Right from the outset, I have to own up here........I haven’t got twelve masks.  I simply adapted the song title, and whilst I can promise you masks, there won’t be 12!

It is that season when we are bombarded at every level with images of gifts, food, family reunions and all things fabulous.

However, it often takes a lot of guts, strength and the concept of “putting on a face” to engage with all that.

And for some, there won’t be any of that.  The homeless and those in debt or those living alone don’t need or use a mask because what and who they are is what they present to the world as it is.

But for many there’s a huge effort involved in “enjoying” the season and gathering up the nerve to return to work facing the questions “Did you have a good time?” with whatever mask can be used to survive.

I can remember when the family was younger, there would be endless family phone consultations about which of us was seeing or visiting which parents, grandparents, in-laws and when.  It was always an arduous task complicated by family relationships right down the line.

So what about these masks then?

Well it might be about the relationship mask – everything is “fine”.  You know the process.

Or perhaps the financial mask of buying loads of present because we feel we need to and stacking up the debt to manage it.
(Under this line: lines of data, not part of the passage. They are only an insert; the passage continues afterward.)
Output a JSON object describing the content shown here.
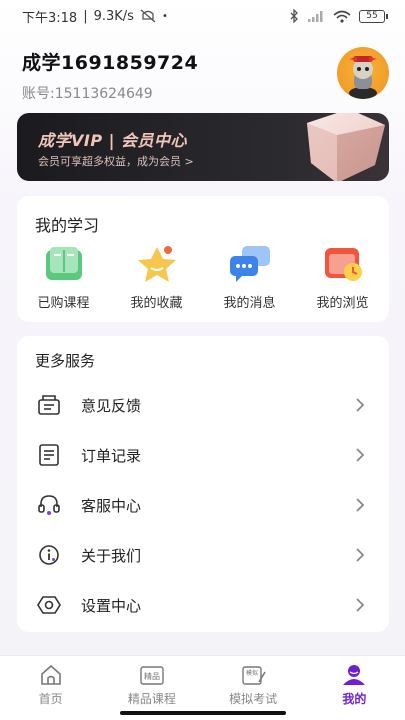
{
  "status": {
    "time": "下午3:18",
    "speed": "9.3K/s",
    "battery": "55"
  },
  "profile": {
    "name": "成学1691859724",
    "account": "账号:15113624649"
  },
  "vip": {
    "title": "成学VIP | 会员中心",
    "subtitle": "会员可享超多权益，成为会员 >"
  },
  "study": {
    "title": "我的学习",
    "items": [
      {
        "label": "已购课程",
        "icon": "book-icon"
      },
      {
        "label": "我的收藏",
        "icon": "star-icon"
      },
      {
        "label": "我的消息",
        "icon": "message-icon"
      },
      {
        "label": "我的浏览",
        "icon": "history-icon"
      }
    ]
  },
  "services": {
    "title": "更多服务",
    "items": [
      {
        "label": "意见反馈",
        "icon": "feedback-icon"
      },
      {
        "label": "订单记录",
        "icon": "order-icon"
      },
      {
        "label": "客服中心",
        "icon": "headset-icon"
      },
      {
        "label": "关于我们",
        "icon": "info-icon"
      },
      {
        "label": "设置中心",
        "icon": "settings-icon"
      }
    ]
  },
  "tabs": [
    {
      "label": "首页",
      "icon": "home-icon"
    },
    {
      "label": "精品课程",
      "icon": "courses-icon",
      "icon_text": "精品"
    },
    {
      "label": "模拟考试",
      "icon": "exam-icon",
      "icon_text": "模拟"
    },
    {
      "label": "我的",
      "icon": "profile-icon",
      "active": true
    }
  ],
  "colors": {
    "accent": "#6f1fd3",
    "vip_bg": "#1b1b1f",
    "vip_text": "#f1c6b9"
  }
}
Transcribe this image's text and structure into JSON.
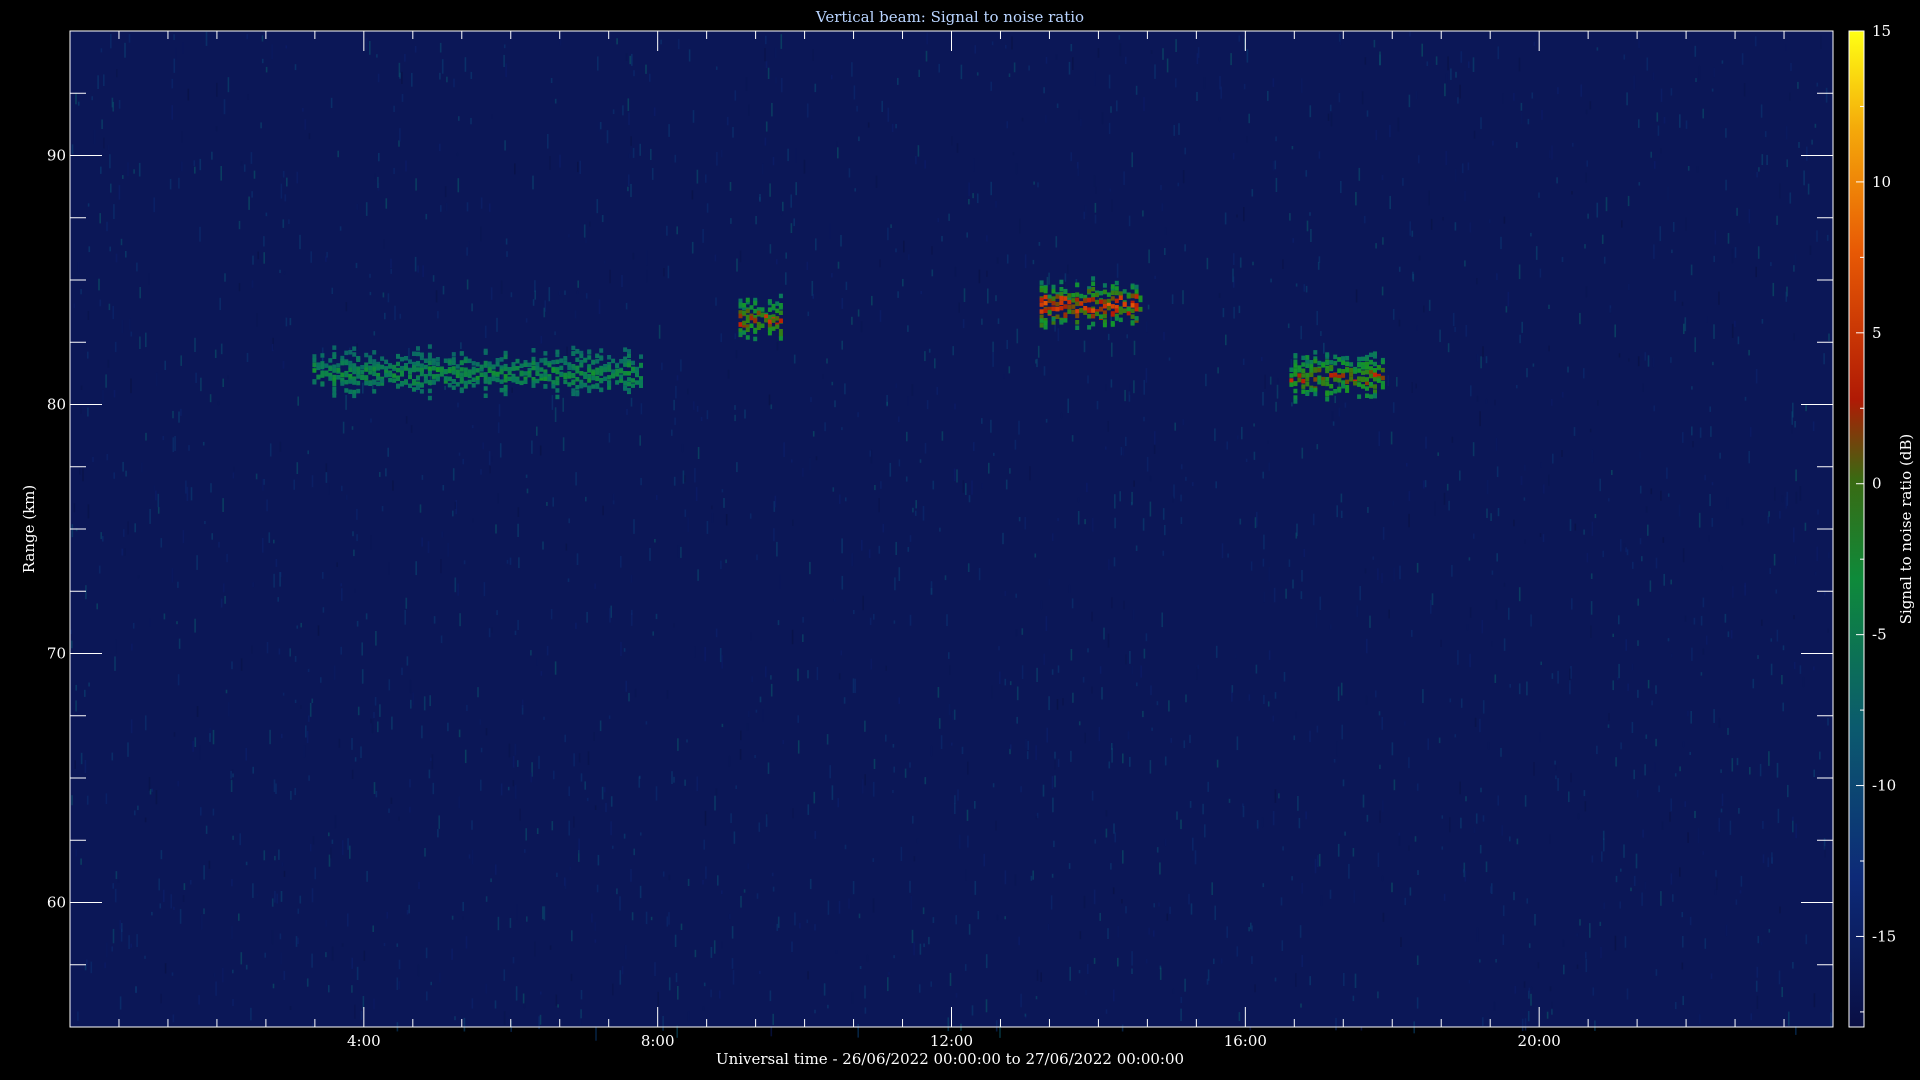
{
  "chart_data": {
    "type": "heatmap",
    "title": "Vertical beam: Signal to noise ratio",
    "xlabel": "Universal time - 26/06/2022 00:00:00 to 27/06/2022 00:00:00",
    "ylabel": "Range (km)",
    "x_unit": "hour UT",
    "xlim": [
      0,
      24
    ],
    "ylim": [
      55,
      95
    ],
    "x_ticks": [
      4,
      8,
      12,
      16,
      20
    ],
    "x_tick_labels": [
      "4:00",
      "8:00",
      "12:00",
      "16:00",
      "20:00"
    ],
    "y_ticks": [
      60,
      70,
      80,
      90
    ],
    "y_tick_labels": [
      "60",
      "70",
      "80",
      "90"
    ],
    "colorbar": {
      "label": "Signal to noise ratio (dB)",
      "range": [
        -18,
        15
      ],
      "ticks": [
        -15,
        -10,
        -5,
        0,
        5,
        10,
        15
      ],
      "tick_labels": [
        "-15",
        "-10",
        "-5",
        "0",
        "5",
        "10",
        "15"
      ],
      "position": "right"
    },
    "background_level_db": -16,
    "echoes": [
      {
        "start_hour": 3.3,
        "end_hour": 7.8,
        "range_km": 81.3,
        "peak_db": -5
      },
      {
        "start_hour": 9.1,
        "end_hour": 9.7,
        "range_km": 83.5,
        "peak_db": 3
      },
      {
        "start_hour": 13.2,
        "end_hour": 14.6,
        "range_km": 84.0,
        "peak_db": 6
      },
      {
        "start_hour": 16.6,
        "end_hour": 17.9,
        "range_km": 81.2,
        "peak_db": 2
      }
    ]
  }
}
Or simply feeling that we have to join in at all and be all happy and jolly when we absolutely are not feeling it.

Whatever the mask we put on for the festive season, it’s important to recognise that and find some safe place to lay aside that mask and face reality afterwards.

That’s not to be a killjoy.  But it is about reality.  The danger with masks is that when they become a permanent fixture, they impede our relationship with the world around and ultimately what started as a protection becomes a hindrance to our knowing others and others knowing us.

A therapeutic space will provide a safe place to take off the masks.  But if we are not in therapy, it feels important to me to find that safe space for ourselves to take off the mask, and be ourselves.

Coming back home from family visits with young children was always a space for me to take off the mask.  My own home is always my safe space.

What’s your safe space?